WHAT TO WORK ON → The lines below, from the one holding "Extract the structured" through the one holding "Transcribe this image's", are to be restated word for word, with all images left out.
•••
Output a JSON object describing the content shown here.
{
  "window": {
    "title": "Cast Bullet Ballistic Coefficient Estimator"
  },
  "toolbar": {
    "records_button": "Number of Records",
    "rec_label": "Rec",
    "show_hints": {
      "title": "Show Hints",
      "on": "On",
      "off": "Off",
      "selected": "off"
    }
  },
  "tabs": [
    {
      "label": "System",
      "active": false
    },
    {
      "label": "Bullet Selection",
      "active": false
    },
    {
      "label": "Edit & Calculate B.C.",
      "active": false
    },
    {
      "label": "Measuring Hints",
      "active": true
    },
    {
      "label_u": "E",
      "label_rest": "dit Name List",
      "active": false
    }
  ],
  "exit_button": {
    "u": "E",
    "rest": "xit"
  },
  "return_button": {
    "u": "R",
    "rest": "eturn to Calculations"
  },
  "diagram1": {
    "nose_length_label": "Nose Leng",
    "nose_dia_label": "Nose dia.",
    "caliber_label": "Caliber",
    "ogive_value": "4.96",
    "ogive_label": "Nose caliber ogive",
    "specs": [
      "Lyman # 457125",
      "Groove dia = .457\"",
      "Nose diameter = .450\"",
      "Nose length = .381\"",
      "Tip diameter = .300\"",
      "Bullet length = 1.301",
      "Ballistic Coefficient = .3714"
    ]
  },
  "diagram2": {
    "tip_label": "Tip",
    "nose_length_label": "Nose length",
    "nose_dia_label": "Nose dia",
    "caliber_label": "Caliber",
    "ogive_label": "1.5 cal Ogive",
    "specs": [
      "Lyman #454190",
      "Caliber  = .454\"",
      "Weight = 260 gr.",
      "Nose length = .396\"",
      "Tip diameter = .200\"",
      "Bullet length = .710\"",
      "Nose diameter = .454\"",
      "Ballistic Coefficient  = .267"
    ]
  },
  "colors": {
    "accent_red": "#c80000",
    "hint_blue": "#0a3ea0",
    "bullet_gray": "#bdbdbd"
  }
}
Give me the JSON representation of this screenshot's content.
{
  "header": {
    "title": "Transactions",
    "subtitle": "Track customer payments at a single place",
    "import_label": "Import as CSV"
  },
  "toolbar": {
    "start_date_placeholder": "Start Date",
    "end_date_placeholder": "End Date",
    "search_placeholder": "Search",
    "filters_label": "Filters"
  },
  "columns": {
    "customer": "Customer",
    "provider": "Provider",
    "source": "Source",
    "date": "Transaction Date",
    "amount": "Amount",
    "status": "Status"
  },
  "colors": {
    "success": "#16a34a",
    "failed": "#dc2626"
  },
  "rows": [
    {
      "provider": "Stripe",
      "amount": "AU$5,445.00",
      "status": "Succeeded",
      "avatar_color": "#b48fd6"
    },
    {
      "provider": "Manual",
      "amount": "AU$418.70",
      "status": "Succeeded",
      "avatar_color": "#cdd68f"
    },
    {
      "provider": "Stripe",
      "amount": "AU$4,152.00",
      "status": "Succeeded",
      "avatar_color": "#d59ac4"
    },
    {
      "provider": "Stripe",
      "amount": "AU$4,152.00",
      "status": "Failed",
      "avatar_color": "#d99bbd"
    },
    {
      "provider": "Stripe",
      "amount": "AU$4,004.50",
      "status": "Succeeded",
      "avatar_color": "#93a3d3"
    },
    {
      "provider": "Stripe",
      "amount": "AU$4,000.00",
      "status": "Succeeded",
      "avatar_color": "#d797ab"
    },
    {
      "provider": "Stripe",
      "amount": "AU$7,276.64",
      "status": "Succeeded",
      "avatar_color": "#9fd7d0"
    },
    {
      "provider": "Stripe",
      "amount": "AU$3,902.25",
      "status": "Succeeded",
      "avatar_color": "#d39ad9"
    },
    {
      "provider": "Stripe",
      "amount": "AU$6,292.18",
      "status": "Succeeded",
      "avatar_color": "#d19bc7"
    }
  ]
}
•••
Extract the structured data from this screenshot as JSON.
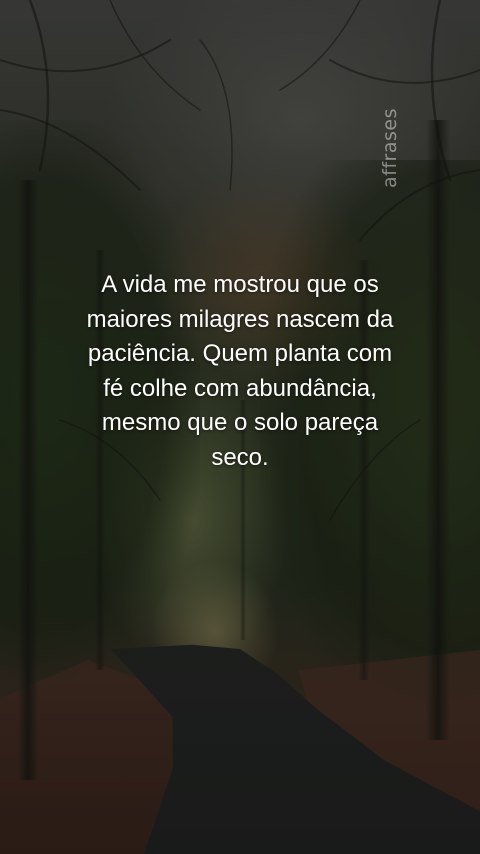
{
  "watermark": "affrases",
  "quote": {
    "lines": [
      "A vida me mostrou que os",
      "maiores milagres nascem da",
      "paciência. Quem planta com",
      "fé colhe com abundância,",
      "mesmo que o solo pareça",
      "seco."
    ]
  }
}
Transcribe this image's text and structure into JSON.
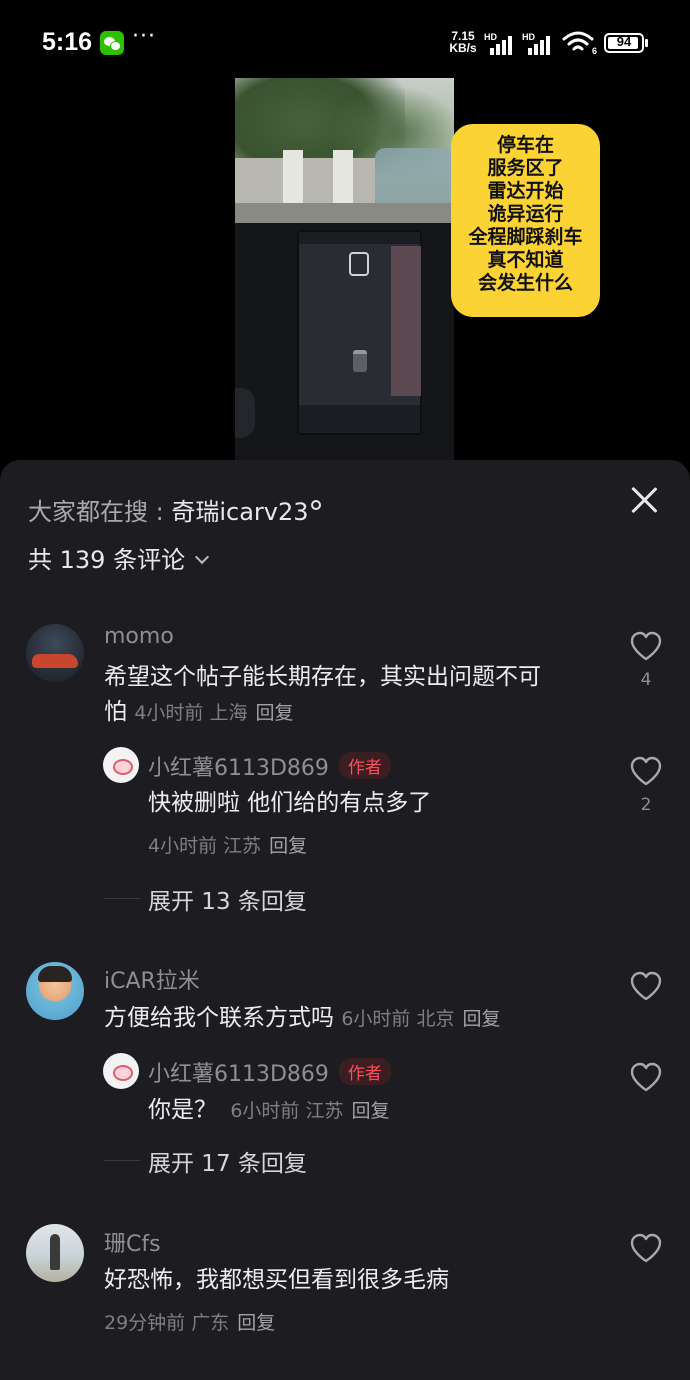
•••
ANSWER TO THE EXERCISE →
Extract the structured data from this screenshot as JSON.
{
  "watermark": "affrases",
  "quote": {
    "lines": [
      "A vida me mostrou que os",
      "maiores milagres nascem da",
      "paciência. Quem planta com",
      "fé colhe com abundância,",
      "mesmo que o solo pareça",
      "seco."
    ]
  }
}
Transcribe this image's text and structure into JSON.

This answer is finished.